But since the paint is on the expensive side, I was a little hesitant to jump right in with no experience. Luckily, there are chalk paint workshops offered all over the country (found here), and so I attended one on Tuesday night at a charming antique and thrift shop, Two Old Birds. I was so excited to get to try out the paint without a commitment, and learn some tips and techniques along the way!
The class was limited to eight people, and lasted a little over three hours. We used wooden baseboards to paint our samples on, which gave a nice flat surface, as well as some curved detail to work with the different effects.
We started with just a basic layer of paint on half of one of the boards, as the foundation for a two color distressed finish. Nothing special here, just regular old painting, but I really did like the oval Annie Sloan brushes we got to work with.
Next, we painted the other side, where we were trying out a smooth, more modern finish. For the smooth finish, you first dip your brush in water and shake it off, before putting it in the paint, to thin things out a little. We also learned that using synthetic brushes instead of natural bristle brushes tend to leave fewer brush strokes.
Next up, laying the foundation for a stipple finish. Basically we painted the board normally, then loaded up the brush with a lot of paint and dabbed it on to create a lot of texture. They also recommend leaving the paint out for a few hours or overnight before you apply it, so it has time to really thicken up.
Here's a better shot of the texture.
The final finish we tried was a rustic finish. For this technique you only dip one side of the brush in paint, and holding the brush at a 45 degree angle, you gently pull it across the wood. You want to leave a little of the wood exposed, but it's up to personal preference how much.
After finishing this second board, we went back to the first board, to apply a second coat of different colored paint to the two color distressed side.

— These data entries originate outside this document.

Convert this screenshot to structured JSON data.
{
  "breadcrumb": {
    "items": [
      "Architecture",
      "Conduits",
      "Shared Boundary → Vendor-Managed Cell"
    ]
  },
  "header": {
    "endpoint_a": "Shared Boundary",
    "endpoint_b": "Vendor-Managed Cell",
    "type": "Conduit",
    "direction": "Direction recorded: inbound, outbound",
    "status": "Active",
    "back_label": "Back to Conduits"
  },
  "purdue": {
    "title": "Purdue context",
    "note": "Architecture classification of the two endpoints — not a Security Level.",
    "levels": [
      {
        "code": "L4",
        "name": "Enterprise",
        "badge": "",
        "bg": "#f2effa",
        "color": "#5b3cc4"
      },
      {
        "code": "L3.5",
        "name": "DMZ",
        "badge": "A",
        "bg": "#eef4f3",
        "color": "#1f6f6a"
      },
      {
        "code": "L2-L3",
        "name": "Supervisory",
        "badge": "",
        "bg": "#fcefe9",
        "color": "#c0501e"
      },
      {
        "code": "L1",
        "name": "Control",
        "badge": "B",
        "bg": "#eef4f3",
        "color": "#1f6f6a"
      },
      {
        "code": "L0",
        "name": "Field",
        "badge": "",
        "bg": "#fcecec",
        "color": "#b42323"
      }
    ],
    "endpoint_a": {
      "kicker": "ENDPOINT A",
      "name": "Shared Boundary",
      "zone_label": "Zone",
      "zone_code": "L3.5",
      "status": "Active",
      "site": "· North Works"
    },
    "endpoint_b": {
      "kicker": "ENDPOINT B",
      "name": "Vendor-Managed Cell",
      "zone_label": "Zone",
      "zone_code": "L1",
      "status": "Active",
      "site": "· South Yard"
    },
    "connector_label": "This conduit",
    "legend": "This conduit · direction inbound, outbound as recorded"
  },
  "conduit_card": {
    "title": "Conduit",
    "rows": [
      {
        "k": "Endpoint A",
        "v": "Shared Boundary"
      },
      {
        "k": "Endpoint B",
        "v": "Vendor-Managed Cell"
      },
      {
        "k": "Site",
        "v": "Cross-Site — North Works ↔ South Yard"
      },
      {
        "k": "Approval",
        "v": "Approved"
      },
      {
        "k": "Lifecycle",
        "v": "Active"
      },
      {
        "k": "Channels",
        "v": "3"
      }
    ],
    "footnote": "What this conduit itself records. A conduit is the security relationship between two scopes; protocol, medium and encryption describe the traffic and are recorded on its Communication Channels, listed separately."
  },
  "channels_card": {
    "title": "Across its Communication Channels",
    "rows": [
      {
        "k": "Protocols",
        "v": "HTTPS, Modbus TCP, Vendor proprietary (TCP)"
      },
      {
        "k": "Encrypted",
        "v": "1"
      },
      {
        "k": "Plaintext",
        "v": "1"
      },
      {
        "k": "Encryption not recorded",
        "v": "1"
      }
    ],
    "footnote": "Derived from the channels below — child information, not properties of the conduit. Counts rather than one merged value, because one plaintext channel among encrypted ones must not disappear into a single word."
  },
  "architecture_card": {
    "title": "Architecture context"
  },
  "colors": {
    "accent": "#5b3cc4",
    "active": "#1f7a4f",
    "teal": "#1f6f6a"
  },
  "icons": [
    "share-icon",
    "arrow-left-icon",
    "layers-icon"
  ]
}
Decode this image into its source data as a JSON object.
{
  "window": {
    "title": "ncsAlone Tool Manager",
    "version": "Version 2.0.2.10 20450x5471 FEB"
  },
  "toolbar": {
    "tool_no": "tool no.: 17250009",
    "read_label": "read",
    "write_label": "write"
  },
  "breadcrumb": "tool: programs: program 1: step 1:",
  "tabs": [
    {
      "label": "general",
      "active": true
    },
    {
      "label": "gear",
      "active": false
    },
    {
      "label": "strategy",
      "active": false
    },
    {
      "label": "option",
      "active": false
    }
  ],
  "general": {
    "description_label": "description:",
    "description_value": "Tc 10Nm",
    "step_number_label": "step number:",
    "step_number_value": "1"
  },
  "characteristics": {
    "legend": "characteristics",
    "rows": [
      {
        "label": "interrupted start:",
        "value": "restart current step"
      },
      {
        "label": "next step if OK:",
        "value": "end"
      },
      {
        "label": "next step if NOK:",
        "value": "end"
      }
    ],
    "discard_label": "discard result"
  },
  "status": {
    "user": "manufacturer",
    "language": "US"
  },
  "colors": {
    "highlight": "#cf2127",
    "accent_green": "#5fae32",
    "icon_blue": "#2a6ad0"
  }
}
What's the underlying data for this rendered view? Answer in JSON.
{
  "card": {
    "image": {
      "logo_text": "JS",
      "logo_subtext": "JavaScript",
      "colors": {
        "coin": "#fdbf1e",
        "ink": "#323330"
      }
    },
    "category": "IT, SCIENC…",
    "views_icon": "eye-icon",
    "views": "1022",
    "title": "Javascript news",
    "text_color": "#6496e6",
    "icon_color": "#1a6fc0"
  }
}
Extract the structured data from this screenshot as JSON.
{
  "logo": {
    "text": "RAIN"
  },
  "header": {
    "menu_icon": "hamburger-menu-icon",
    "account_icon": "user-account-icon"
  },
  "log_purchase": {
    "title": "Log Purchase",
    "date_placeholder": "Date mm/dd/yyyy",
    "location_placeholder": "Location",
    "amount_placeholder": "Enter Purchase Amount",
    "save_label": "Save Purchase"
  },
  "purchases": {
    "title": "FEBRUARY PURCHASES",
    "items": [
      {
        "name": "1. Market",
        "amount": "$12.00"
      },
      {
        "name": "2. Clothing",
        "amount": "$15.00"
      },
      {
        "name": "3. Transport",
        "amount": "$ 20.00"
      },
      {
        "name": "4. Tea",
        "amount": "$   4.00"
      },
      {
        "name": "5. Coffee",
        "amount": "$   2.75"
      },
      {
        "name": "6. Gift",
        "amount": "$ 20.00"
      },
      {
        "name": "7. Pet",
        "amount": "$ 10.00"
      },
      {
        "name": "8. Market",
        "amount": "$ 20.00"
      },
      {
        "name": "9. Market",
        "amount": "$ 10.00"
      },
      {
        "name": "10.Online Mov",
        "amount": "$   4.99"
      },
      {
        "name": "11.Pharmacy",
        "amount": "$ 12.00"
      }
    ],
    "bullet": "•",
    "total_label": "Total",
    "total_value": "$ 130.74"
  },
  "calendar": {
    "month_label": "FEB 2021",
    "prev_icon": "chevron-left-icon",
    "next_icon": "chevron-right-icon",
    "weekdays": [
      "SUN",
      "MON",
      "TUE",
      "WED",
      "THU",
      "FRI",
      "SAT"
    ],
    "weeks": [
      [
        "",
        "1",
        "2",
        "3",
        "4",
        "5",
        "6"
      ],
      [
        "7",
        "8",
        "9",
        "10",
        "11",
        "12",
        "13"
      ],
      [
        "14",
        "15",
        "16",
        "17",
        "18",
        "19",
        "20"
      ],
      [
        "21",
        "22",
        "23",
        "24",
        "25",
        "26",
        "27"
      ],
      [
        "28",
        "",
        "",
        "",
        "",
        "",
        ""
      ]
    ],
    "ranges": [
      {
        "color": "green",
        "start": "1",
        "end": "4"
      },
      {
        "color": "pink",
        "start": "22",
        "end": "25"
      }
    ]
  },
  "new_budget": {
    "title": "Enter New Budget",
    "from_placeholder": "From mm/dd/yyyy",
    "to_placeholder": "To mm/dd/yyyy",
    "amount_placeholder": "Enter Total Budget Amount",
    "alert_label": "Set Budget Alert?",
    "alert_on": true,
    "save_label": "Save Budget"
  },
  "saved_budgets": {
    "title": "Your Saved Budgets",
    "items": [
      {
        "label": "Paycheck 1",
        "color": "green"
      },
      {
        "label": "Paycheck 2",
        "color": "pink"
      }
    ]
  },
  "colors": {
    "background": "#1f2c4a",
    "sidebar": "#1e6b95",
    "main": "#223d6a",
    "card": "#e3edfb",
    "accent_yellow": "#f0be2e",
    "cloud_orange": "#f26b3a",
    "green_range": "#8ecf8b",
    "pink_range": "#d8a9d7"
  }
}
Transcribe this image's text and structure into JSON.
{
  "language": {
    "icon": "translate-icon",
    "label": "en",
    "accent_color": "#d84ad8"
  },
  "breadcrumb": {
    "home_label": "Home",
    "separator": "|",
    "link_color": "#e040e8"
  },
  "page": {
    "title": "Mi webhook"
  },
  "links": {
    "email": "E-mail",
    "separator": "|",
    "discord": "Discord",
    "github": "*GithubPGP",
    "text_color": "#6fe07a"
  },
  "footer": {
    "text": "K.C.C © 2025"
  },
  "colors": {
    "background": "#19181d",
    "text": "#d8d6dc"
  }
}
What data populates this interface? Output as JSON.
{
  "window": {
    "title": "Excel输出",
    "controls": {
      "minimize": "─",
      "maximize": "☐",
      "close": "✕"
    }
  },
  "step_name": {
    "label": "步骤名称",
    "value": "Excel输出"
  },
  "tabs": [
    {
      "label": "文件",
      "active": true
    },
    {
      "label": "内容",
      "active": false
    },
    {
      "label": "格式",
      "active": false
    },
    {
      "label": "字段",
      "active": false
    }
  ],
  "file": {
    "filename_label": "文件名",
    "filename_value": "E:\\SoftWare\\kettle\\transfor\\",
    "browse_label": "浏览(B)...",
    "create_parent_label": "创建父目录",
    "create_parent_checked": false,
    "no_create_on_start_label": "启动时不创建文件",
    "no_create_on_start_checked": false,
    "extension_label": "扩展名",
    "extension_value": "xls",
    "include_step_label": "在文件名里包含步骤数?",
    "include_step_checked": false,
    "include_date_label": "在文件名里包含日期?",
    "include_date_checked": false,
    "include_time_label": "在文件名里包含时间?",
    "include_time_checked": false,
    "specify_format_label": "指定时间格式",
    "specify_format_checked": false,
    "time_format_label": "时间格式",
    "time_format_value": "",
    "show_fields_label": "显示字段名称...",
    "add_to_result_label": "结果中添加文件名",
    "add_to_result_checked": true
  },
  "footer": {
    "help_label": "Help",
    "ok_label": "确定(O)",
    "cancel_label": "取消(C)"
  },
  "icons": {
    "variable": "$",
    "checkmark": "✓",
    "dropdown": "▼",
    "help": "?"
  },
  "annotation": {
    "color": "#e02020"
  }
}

Then, while we waited for the boards to dry (chalk paint dries super quick, most of the boards were dry in about 10 minutes, only the thicker stipple side took longer), we got to watch a few short instructional videos by Annie Sloan herself, have some refreshments and learn about finishing things with the different kinds of waxes (clear and dark), as well as how to make a glaze (equal parts clear wax, dark wax and mineral spirits) for a less intense dark effect.
Once all the boards were dry, we started back with the smooth finish. This one was easy, we just brushed the clear wax on with a wax brush and then rubbed it off with rags. You just want to be sure the wax is completely removed, so you drag your finger across the surface to make sure you don't see your finger print, otherwise you need to rub some more.
For the two color distressed side we also applied the clear wax and rubbed it off. Then we lightly sanded the edges and the curves to reveal the bottom cream colored layer to create the vintage worn look. You can also sand before you apply the clear wax, but sanding after applying the wax really cuts down on the dust.
Once the sanding was done, we went back over the cream parts with clear wax and rubbed it off. Personally, I preferred this look as it was with just the clear wax, but since we were learning, we took it a step further and applied a dark wax over the clear wax, and rubbed it off. I liked using cheesecloth to remove the dark wax, instead of paper rags, since it seemed to grab it better.
Here is the finished two color distressed with clear/dark wax. The dark wax really defines the imperfections and texture of the wood.
Next, we switched boards to the rustic side, and lightly sanded the green paint to reveal more exposed wood if we wanted. Again, we applied clear wax (always the first step in waxing, and you always wax chalk paint, although you can also use polyurethane, but you will lose the matte look of the paint with poly.) and rubbed it off.
Next came the dark wax (once again, I preferred the look before the dark wax). Here's what it looked like before I rubbed it off.
And rubbed off to finish this side. If you do get too much of the dark wax on though, you can always go back over it with clear wax, which will lighten it a bit.
And finally back to the stipple effect. You can see below how the paint dried in the textured pattern, although it did smooth out a bit during the drying process, which is why it is important to really make it textured to begin with.
Here we did the same clear wax + rub off + dark wax finish.
This is actually the only place were I liked the dark wax. It really made the texture of the stipple effect stand out and it almost looks like leather in person.
Once we were done with removing all of the excess wax, it was time to remove the tape separating the sides of our boards, before the wax completely hardened. 24 hours after applying the wax you're supposed to come back and lightly buff it again, and then it is completely done. You can use the painted furniture right away, although it takes 30 days for it to fully cure, so you have to be careful not to expose it to water until it is fully cured.
As a parting gift, we all received little gift bags with a wax brush, some cheesecloth and a painting tips sheet.
Overall, it was a great class and I'm really glad I took it. I'm so impressed with the look and feel of the chalk paint, and I can definitely tell it is so much more durable than the regular BM paint I used to paint and stencil our guest room bookshelves. And I really love the more matte finish that the chalk paint gives, which I think will be perfect for the dining chairs next to the walnut stained farmhouse table. Now to just figure out what shade of grey for the chairs, to match the larger end chairs that arrived this week.
Have you experimented with Annie Sloan chalk paint yet? Did you like it?